=== PROVIDED MATERIAL ===

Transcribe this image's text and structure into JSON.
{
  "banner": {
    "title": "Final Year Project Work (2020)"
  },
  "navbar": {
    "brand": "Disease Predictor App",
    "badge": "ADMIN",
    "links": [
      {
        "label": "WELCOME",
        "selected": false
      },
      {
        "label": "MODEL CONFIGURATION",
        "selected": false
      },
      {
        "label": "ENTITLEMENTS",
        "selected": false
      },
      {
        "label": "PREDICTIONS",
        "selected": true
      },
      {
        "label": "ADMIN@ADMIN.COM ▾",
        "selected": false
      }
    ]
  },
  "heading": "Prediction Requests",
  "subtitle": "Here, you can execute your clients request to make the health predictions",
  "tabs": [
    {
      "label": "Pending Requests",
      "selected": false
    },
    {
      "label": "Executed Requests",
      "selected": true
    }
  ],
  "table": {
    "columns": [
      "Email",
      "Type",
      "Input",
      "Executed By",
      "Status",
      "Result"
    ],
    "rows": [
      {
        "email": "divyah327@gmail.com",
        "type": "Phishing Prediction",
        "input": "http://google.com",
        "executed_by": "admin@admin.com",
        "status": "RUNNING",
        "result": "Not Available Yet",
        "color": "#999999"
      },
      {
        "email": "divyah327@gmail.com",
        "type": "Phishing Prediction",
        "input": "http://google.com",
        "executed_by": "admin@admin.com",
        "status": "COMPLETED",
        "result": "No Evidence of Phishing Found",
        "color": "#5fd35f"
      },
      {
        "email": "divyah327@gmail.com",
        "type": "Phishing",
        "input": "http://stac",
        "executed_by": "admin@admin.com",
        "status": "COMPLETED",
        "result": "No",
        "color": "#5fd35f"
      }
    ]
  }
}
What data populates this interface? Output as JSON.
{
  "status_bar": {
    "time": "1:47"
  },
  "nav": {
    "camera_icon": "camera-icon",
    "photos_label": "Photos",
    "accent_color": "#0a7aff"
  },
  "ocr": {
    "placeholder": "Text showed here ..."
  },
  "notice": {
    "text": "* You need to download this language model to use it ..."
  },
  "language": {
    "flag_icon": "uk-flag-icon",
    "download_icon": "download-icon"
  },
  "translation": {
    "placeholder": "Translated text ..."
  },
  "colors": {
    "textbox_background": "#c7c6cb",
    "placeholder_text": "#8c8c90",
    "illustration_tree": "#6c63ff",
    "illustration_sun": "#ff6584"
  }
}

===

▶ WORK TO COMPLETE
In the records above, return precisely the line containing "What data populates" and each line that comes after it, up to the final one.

▶ RESPONSE FOR THIS EXERCISE
What data populates this interface? Output as JSON.
{
  "status_bar": {
    "time": "1:47"
  },
  "nav": {
    "camera_icon": "camera-icon",
    "photos_label": "Photos",
    "accent_color": "#0a7aff"
  },
  "ocr": {
    "placeholder": "Text showed here ..."
  },
  "notice": {
    "text": "* You need to download this language model to use it ..."
  },
  "language": {
    "flag_icon": "uk-flag-icon",
    "download_icon": "download-icon"
  },
  "translation": {
    "placeholder": "Translated text ..."
  },
  "colors": {
    "textbox_background": "#c7c6cb",
    "placeholder_text": "#8c8c90",
    "illustration_tree": "#6c63ff",
    "illustration_sun": "#ff6584"
  }
}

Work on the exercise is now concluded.